1. Jester J, Ho-Chang J. Modulation of cultured corneal keratocyte phenotype by growth factors/cytokines control in vitro contractility and extracellular matrix contraction. Exp Eye Res. 2003;77(5):581-92.
2. Myrna KE, Pot SA, Murphy CJ. Meet the corneal myofibroblast: the role of myofibroblast transformation in corneal wound healing and pathology. Vet Ophthalmol. 2009;12 Suppl 1:25-7.
3. Remingto, L. Cornea and Sclera. In: Clinical Anatomy of the Visual System. 3rd ed. St. Louis, Mo: Elsevier, 2012.
4. Alio J, Rodriguez A, Ferreira-oliveira R, et al. Treatment of dry eye disease with autologous platelet-rich plasma: a prospective, interventional, non-randomized study. Ophthalmol Ther. 2017;6(2):285-93.
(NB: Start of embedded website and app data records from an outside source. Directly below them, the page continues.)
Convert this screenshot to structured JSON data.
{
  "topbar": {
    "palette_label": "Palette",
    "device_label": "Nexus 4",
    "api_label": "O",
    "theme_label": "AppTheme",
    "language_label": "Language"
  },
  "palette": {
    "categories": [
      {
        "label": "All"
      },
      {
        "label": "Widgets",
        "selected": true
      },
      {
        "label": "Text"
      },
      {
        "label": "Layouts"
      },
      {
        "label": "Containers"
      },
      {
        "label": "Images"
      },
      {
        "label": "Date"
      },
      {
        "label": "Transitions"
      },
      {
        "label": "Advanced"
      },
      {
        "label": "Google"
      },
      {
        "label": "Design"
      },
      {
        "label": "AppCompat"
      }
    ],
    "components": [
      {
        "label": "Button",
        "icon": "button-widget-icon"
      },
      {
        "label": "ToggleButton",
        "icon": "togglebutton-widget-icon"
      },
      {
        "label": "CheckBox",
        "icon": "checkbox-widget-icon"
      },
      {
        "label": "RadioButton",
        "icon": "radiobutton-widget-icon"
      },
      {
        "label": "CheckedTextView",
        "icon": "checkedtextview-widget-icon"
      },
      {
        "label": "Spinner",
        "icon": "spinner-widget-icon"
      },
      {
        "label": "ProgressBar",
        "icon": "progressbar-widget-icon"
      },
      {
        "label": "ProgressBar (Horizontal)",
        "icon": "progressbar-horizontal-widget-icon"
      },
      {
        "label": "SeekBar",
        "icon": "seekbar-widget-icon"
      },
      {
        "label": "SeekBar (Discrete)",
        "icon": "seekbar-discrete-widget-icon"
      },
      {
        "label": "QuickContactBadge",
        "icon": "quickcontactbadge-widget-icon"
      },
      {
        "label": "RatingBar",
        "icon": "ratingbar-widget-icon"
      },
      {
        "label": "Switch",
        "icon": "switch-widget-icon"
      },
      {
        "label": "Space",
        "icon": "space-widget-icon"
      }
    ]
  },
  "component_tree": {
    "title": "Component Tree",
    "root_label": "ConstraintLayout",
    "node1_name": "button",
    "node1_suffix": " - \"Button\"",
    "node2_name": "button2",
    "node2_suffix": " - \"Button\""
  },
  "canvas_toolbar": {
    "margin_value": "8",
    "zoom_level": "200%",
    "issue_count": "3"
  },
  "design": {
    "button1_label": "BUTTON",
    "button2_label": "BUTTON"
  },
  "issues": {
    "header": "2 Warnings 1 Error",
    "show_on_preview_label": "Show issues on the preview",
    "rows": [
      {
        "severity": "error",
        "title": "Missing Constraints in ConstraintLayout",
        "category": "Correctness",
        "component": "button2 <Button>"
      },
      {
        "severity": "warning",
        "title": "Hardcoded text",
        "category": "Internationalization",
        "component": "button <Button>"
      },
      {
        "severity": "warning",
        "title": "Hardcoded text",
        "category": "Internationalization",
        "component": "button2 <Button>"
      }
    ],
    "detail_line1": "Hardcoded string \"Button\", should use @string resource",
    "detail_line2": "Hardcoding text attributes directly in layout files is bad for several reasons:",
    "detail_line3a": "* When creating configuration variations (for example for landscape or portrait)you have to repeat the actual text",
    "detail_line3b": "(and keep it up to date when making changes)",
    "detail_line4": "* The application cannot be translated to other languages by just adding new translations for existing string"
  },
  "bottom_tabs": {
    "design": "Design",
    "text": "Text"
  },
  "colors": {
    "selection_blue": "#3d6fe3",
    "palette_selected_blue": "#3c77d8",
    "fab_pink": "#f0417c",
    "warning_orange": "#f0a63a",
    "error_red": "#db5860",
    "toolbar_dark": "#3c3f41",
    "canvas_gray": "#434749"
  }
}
5. Alio JL, Rodriguez AE, Abdelghany AA, et al. Autologous platelet-rich plasma eye drops for the treatment of post-LASIK chronic ocular surface syndrome. J Ophthalmol. 2017;2017:2457620.
6. Anitua E, Muruzabal F, De la fuente M, et al. Plasma rich in growth factors for the treatment of ocular surface diseases. Curr Eye Res. 2016;41(7):875-82.
7. Sánchez-avila RM, Merayo-lloves J, Fernández ML, et al. Plasma rich in growth factors eye drops to treat secondary ocular surface disorders in patients with glaucoma. Int Med Case Rep J. 2018;11:97-103.
8. Lee JH, Kim MJ, Ha SW, et al. Autologous platelet-rich plasma eye drops in the treatment of recurrent corneal erosions. Korean J Ophthalmol. 2016;30(2):101-7.
9. Anitua E, De la fuente M, Muruzabal F, et al. Plasma rich in growth factors (PRGF) eye drops stimulates scarless regeneration compared to autologous serum in the ocular surface stromal fibroblasts. Exp Eye Res. 2015;135:118-26.
10. de Rotth A. Plastic repair of conjunctival defects with fetal membranes. JAMA Ophthalmol. 1990;83(3):522-5.
11. Nakamura T, Yoshitani M, Rigby H, et al. Sterilized, freeze-dried amniotic membrane: a useful substrate for ocular surface reconstruction. Invest Ophthalmol Vis Sci. 2004;45(1):93-9.
12. John T, Tighe S, Sheha H, et al. Corneal nerve regeneration after self-retained cryopreserved amniotic membrane in dry eye disease. J Ophthalmol. 2017;2017:6404918.
13. Morkin MI, Hamrah P. Efficacy of self-retained cryopreserved amniotic membrane for treatment of neuropathic corneal pain. Ocul Surf. 2018;16(1):132-8.
14. Cheng A, Zhao D, Chen R, et al. Accelerated restoration of ocular surface health in dry eye disease by self-retained cryopreserved amniotic membrane. Ocul Surf. 2016;14(1):56-63.
15. Sheha H, Liang L, Li J, et al. Sutureless amniotic membrane transplantation for severe bacterial keratitis. Cornea. 2009; 28(10):1118–23.
16. Malhotra C, Jain AK. Human amniotic membrane transplantation: Different modalities of its use in ophthalmology. World J Transplant. 2014;24;4(2):111-21.
17. Murri M, Moshirfar M, Birdsong O, et al. Amniotic membrane extract and eye drops: a review of literature and clinical application. Clin Ophthalmol. 2018;12:1105-12.
18. Asl NS, Nejat F, Mohammadi P, et al. Amniotic membrane extract eye drop promotes limbal stem cell proliferation and corneal epithelium healing. Cell J. 2019;20(4):459-68.
19. Gupta PK. Clinical outcomes of amniotic cytokine extract in the treatment of dry eye disease. Presented at the 2017 American Academy of Ophthalmology Annual Meeting.
20. Terzis JK, Dryer MM, Bodner BI. Corneal neurotization: a novel solution to neurotrophic keratopathy. Plast Reconstr Surg. 2009;123(1):112-20.